Apple Sets new Security Guidelines for Partnering Production Facilities in an effort to Crack Down on Information & Component Leakers
On March 11, Patently Apple posted a report titled "Apple Sues Former Employee for Passing Secret Apple Information to a Media Correspondent for Gain and more." The report noted that despite over a decade of employment at Apple, Lancaster abused his position and trust within the company to systematically disseminate Apple’s sensitive trade secret information in an effort to obtain personal benefits. Lancaster passed on sensitive information to a news correspondent.
Today we're learning that Apple may be attempting to crack down on leaks at the manufacturing level overseas. Apple recently told its manufacturing partners that factory employees must submit to scans to enter areas where new Apple products are made.
The new rule is part of Apple’s updated factory security guidelines, which aims to better preserve its own employees’ privacy while toughening the measures used by factory owners to prevent prototypes, designs and other intellectual property from being stolen or shared with outsiders.
The latest guidelines require manufacturers to conduct criminal background checks of their workers, the first time Apple has called on them to do so. The rules also mandate increased use of surveillance cameras at facilities and upgrades to factory systems that track components in transit. If they take too long to arrive at their destination, that's to trigger an alert.
Other measures include factory guards having to maintain detailed logs of factor workers transporting new product components from one area of a plant to another; Security cameras must be able to video all sides of vehicles while on the premise and prototypes must be filmed as they're being destroyed. Defective parts must now be retained for 180 days. For more on this, read the full story by The Information (pay wall).
Of course we'll know if Apple's new security measures actually have an effect if leakers like Ice Universe, Jon Prosser and others have nothing to leak about to the masses. If not, then Apple's new measures will have been in vain.
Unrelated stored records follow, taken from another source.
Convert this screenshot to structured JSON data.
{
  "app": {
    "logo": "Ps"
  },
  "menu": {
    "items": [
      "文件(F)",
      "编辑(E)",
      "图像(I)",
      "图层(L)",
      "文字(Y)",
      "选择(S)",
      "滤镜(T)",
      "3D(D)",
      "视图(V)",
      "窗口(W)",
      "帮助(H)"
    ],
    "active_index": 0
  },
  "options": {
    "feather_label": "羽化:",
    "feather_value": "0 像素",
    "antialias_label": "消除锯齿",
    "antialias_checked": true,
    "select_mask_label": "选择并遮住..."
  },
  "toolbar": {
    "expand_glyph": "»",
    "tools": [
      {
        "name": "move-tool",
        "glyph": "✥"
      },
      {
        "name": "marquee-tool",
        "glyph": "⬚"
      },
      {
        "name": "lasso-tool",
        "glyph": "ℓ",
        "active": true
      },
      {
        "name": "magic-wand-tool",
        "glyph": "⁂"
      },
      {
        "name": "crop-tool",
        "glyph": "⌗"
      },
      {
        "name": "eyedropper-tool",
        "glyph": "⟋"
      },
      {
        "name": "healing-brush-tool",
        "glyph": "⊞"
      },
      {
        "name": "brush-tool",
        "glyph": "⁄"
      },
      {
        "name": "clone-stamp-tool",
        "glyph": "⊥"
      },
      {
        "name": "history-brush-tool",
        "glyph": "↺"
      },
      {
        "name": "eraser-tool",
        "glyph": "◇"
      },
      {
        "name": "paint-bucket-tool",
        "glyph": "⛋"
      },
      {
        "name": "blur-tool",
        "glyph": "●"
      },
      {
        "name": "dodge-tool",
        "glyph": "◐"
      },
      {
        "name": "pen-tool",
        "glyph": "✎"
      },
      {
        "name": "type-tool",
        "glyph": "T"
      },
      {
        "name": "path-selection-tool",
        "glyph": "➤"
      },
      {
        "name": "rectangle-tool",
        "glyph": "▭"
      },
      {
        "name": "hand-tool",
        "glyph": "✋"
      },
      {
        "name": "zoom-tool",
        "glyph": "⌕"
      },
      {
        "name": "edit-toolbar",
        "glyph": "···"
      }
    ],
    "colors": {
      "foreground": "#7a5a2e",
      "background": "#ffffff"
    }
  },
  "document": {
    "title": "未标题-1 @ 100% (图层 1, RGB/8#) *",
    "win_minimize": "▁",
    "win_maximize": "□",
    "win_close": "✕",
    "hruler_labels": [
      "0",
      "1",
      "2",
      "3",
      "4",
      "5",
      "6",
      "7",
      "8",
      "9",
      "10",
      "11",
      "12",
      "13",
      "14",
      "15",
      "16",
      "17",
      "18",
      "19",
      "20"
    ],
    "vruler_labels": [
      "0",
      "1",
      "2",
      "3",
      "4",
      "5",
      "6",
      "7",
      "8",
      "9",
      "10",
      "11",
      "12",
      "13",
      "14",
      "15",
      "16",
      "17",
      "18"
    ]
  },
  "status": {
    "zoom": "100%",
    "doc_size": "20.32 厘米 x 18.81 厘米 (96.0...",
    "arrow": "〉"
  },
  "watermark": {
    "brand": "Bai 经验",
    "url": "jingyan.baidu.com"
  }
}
With Apple's new mixed reality headset and the iPhone's new periscope camera possibly launching next year, Apple is attempting to stop any components from making their way through to the rumor mill. It would be great to see Apple's new headset for the first time at a special event without knowing every little detail ahead of time. Though something tells me that's a long shot.